United States Various: Aleksandra Kurzak (soprano), Roberto Alagna (tenor), Chorus and Orchestra of San Francisco Opera / Eun Sun Kim (conductor). War Memorial Opera House, San Francisco, 8.9.2023. (HS)
Mascagni – ‘Regina Coeli … Inneggiamo’; ‘Tu qui Santuzza’; Intermezzo (from Cavalleria rusticana) with Olivia Smith, soprano
Saint-Saëns – ‘Un jour de nous tu détournas ta face . . . Arrêtez ô mes frères . . . Et nous rend l’espérance’; Bacchanale (from Samson et Dalila)
Puccini – ‘Vissi d’arte’ (from Tosca); ‘Tu, tu, amore? Tu?’ (from Manon Lescaut)

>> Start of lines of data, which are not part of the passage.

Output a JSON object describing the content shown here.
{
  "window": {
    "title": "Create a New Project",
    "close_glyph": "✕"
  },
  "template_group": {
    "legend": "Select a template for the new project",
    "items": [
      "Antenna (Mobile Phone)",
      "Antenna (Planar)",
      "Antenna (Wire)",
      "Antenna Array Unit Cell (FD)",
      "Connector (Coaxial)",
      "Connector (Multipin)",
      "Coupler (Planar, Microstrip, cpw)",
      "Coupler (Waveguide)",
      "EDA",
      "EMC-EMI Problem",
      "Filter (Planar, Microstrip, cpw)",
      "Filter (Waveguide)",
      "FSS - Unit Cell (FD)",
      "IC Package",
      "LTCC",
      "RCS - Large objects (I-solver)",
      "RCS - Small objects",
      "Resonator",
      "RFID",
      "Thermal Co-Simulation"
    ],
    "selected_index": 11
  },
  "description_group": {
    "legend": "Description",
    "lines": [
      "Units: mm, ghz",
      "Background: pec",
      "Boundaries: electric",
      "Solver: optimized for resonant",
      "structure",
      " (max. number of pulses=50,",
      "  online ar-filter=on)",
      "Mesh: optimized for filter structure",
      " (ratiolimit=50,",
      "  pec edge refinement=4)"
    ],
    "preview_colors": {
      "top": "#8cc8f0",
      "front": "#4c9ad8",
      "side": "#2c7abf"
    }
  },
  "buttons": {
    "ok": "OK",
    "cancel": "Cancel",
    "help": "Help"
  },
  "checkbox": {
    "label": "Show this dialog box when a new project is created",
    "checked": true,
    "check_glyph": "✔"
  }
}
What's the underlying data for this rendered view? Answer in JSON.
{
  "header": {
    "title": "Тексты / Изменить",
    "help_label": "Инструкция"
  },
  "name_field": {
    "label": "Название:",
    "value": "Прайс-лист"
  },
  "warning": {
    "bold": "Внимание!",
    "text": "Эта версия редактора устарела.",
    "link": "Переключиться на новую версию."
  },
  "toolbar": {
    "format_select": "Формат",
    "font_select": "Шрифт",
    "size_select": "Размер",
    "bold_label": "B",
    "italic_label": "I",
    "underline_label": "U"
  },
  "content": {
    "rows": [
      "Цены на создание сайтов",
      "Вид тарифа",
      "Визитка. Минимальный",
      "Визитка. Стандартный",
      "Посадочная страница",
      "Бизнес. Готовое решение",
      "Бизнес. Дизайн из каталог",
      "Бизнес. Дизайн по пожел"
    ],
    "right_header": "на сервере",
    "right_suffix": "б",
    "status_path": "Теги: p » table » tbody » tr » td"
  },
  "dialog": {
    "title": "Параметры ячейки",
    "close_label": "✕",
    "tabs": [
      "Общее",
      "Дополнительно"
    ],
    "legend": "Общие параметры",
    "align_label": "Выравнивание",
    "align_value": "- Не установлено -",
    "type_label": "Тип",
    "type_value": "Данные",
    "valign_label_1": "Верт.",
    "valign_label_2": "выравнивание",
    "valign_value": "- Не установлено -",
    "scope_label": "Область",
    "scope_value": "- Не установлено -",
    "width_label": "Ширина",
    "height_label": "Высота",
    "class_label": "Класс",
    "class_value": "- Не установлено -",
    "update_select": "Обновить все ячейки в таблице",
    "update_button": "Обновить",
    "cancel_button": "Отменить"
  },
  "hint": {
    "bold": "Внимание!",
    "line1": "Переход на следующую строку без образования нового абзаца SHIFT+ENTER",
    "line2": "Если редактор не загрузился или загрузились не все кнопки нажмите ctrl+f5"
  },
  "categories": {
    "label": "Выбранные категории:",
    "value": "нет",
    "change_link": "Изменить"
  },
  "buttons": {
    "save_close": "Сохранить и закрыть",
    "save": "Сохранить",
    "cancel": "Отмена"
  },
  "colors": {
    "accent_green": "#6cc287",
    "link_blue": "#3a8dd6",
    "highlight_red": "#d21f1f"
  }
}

Leoncavallo – ‘Vesti la giubba’ (from Pagliacci)
Di Chiara – ‘La Spagnola’
Brodszky – ‘Be My Love’
Mendozo – ‘Cielito lindo’
David Alagna – ‘Libertà’
Lehár – ‘Lippen Schweigen’ (from The Merry Widow)
Denza – ‘Funiculì funiculà’
Verdi – ‘Libiamo’ (from La traviata)
San Francisco Opera tried something different as it officially opened its 2023-24 season in the War Memorial Opera House. Instead of herding a big-spending audience from the opera ball across the street at City Hall to an actual opera, which often produced a mix of rapt attention and snoozing among those in the seats, the company put on a concert featuring soprano Aleksandra Kurzak and tenor Roberto Alagna.
The husband-and-wife team both have worldwide careers. For Kurzak it was her first appearance at San Francisco Opera since a fine Gilda in Verdi’s Rigoletto in 2011. Alagna, in his fourth decade as an opera soloist, was finally making his company debut.
They took on the nearly two-hour lineup of mostly popular Romantic-era opera excerpts without an intermission to catch their breaths. That might have been a mistake, as Alagna (in particular) noticeably tired by the end of a late set of six songs ranging from ‘La Spagnola’ to ‘Funiculì funiculà’.
Their singing and that of the stalwart San Francisco Opera chorus, along with the orchestra led by music director Eun Sun Kim, got through it without any serious incident. Something was missing, though – the very thing general director Matthew Shilvock evoked repeatedly in his introductions throughout the evening: passion.
If the program was intended to encourage new audiences to opera with the emotional power of the art form, the scenes from Cavalleria rusticana, Samson et Dalila, Tosca, Manon Lescaut and Pagliacci should have positively dripped with fervor, ardor and other stirred-up feelings. The problem was that neither of the soloists dropped their guard and let the music rip – absolutely necessary to deliver this music fully. Try as she might, Kim could not quite whip up the orchestra to reach the abandon of the Bacchanale from Samson et Dalila or, for that matter, get the bounce in the Neapolitan songs.
For their part, Kurzak and Alagna sang with their usual beauty of tone and cut attractive figures in her black-and-gold gown and his maroon jacket. Alagna delivered big sound in ‘Et nous rend l’espérance’, Samson’s pep talk to the down-in-the-mouth Hebrews, and Canio’s ‘Vesti la giubba’, but he acted with little effect in duets from Cavalleria and Manon Lescaut that demanded intense confrontation. Kurzak did her part, adding acting intensity to gorgeous high notes (both softly and full power), phrased with admirable care.
Despite that emphasis on passion, the evening’s best moments were the quieter ones. Among the excerpts from Cavalleria was the chorus’s graceful and heartfelt ‘Regina coeli’ and a superbly detailed reading of the orchestral Intermezzo. Orchestra and soloist created a magical opening to the familiar aria ‘Vissi d’arte’ and brought a lovely lilt to the famous waltz duet from Lehár’s The Merry Widow.
If only the confrontational music had delivered the same wattage, this might have been a concert to remember.
The closing set of mostly Neapolitan songs was spiced up by an arrangement of the Mariachi song ‘Cielito Lindo’ and a new song by Alagna’s younger brother David. ‘Libertà’, his anthem to the sun and the moon, made a fine first impression.
That, alas, was the only new music on the entire program. There is plenty of new material in the upcoming eight operas: among the company debuts are The (R)evolution of Steve Jobs by Mason Bates, Omar by Rihanna Giddens and Innocence by Kaija Saariaho. There is plenty of passion in them too.